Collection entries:

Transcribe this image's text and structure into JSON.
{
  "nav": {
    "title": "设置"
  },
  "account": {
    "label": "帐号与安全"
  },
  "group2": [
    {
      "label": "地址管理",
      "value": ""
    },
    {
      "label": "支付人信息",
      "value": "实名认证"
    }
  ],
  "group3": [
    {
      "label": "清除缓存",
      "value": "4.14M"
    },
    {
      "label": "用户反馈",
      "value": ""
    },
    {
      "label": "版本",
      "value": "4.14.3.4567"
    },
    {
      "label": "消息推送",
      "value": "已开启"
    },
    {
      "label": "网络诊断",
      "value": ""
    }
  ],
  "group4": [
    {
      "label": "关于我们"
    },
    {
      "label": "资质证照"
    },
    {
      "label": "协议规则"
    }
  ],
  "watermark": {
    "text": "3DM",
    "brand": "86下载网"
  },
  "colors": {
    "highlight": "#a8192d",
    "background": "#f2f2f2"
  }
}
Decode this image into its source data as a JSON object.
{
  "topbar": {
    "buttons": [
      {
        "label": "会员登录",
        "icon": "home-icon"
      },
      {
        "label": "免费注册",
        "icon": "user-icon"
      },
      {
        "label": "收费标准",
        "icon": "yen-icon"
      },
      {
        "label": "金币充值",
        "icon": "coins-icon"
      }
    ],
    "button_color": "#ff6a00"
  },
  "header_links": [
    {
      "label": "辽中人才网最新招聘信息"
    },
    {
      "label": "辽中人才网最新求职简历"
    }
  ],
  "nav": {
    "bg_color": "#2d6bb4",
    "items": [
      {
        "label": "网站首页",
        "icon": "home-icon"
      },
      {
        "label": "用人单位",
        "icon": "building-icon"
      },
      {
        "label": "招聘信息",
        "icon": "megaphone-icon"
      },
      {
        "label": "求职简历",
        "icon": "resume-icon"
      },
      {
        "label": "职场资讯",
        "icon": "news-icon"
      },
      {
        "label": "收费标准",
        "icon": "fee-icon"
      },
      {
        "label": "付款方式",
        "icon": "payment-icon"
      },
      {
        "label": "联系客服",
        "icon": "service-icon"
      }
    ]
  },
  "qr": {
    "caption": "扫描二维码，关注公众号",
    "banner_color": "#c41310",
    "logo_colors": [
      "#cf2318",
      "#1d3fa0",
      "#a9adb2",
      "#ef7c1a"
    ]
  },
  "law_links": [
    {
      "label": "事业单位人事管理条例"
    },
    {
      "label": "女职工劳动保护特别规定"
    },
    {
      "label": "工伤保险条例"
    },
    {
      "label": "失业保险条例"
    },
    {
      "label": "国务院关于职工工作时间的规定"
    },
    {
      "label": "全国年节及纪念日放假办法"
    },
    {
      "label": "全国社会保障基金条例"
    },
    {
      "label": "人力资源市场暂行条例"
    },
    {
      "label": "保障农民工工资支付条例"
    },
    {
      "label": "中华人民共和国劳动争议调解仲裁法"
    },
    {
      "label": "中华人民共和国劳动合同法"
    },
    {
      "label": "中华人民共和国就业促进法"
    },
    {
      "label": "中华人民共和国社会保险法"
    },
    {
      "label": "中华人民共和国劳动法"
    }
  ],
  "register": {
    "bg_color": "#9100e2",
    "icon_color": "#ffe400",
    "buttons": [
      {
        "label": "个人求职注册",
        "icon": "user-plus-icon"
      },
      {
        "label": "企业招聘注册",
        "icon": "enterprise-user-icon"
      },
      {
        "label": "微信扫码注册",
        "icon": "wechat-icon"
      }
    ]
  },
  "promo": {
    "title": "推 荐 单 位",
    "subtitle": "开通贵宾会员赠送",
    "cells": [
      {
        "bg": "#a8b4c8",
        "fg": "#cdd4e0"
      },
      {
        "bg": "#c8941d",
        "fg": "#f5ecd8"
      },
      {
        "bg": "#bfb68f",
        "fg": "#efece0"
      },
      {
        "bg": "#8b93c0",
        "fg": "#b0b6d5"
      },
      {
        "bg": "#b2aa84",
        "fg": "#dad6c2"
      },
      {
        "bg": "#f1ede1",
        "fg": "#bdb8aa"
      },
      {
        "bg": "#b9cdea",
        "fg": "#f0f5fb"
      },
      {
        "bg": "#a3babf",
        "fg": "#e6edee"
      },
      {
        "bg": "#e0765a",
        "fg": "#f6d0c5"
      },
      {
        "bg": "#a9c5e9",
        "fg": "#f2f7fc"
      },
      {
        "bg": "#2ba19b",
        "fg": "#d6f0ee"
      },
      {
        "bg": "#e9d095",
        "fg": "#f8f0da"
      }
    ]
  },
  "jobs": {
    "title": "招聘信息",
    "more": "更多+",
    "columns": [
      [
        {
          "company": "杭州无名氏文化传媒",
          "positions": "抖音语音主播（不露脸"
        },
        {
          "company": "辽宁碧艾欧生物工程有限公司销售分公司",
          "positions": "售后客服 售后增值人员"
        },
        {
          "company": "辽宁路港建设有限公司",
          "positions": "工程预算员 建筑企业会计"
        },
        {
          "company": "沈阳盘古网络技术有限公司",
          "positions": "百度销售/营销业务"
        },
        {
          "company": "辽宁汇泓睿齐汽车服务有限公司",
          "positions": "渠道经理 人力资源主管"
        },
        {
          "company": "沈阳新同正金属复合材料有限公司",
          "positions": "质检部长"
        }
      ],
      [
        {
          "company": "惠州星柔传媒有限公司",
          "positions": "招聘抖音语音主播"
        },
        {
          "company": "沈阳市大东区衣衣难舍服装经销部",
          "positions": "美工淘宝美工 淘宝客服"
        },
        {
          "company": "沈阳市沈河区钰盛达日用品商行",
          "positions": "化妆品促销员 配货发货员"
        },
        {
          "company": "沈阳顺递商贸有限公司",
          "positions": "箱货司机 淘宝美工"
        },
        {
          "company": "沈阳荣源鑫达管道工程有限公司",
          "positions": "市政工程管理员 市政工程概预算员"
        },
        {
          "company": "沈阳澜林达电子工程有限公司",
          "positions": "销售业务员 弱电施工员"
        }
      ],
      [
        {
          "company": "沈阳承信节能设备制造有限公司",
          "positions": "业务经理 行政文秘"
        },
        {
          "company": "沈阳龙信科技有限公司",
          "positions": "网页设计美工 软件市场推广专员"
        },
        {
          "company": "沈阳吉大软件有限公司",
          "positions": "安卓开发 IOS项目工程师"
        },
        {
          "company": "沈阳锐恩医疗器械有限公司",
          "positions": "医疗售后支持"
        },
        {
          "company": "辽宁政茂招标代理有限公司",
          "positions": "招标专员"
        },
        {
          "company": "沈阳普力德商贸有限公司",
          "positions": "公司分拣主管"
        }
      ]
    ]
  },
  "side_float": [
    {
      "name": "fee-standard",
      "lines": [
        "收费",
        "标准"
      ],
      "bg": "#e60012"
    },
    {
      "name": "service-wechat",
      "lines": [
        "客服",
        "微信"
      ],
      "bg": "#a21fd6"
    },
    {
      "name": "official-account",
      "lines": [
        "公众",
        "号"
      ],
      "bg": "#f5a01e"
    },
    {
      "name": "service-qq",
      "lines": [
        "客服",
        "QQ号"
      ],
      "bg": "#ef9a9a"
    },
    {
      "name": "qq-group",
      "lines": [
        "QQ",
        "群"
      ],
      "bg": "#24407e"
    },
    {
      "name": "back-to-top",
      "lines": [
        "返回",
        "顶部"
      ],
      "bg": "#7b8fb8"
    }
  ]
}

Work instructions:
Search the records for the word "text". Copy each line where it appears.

Reply to the task:
Transcribe this image's text and structure into JSON.
    "text": "3DM",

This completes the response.